What an interesting movie. It managed to tackle some of the hardest social issues that we are facing today, but it was also comical and uplifting. The movie felt real. The cinematography almost felt like it was from a high quality documentary and the movie didn’t feel overly polished or perfect. It was perfectly down to earth and genuine. The many actors and extras playing homeless men throughout the film felt authentic and even led me to question if the production included current or former homeless folks in the cast or as extras. The movie wasn’t perfect. The female characters in particular felt a bit off. The female librarian and main character’s love interest felt like caricatures of real women with the first being the stereotype of a social justice warrior hipster while the second was kind of like a manic pixie dream girl, taking manic to the max. Despite this lack in character development, the script treated its homeless characters well. It didn’t try to romanticize the homeless or show them as perfect; it showed the mental illness and drug and alcohol addiction that plagues the community. However, it also showed their humanity and background. We learned that many of them were veterans, came from families, had lives in the past. We learned about camaraderie that exists within this community. The audience also got to see that homelessness is not permanent. There are people like the main character who turn their lives around. Meanwhile, we also got quite a few laughs and left with a general feeling of joy and promise. The entire theater burst out in laughter when 100 men came out of the library completely naked singing in unison.

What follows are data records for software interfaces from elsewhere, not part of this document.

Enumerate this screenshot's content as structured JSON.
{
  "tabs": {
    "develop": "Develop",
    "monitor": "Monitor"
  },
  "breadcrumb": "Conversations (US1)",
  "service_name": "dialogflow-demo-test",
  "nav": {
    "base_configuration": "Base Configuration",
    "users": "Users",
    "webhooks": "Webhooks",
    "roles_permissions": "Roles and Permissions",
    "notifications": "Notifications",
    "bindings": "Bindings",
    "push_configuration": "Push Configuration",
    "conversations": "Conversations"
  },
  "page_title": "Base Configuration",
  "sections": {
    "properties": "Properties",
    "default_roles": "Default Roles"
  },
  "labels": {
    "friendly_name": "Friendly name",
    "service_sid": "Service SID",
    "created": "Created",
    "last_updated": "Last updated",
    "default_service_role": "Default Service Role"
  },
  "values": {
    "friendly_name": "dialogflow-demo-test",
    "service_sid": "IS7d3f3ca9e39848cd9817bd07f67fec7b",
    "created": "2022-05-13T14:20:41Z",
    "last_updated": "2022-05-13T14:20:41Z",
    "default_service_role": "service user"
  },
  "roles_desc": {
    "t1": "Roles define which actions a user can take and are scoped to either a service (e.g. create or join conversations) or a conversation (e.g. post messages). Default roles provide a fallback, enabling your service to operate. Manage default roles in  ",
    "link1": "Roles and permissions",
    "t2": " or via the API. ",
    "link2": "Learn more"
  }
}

However, that amusement was tinged with just a bit of sadness when one character said “they’ll never forget this” and the audience knew that this story would be like any in the world today where the forgotten and oppressed continue to be forgotten and oppressed.

Image courtesy of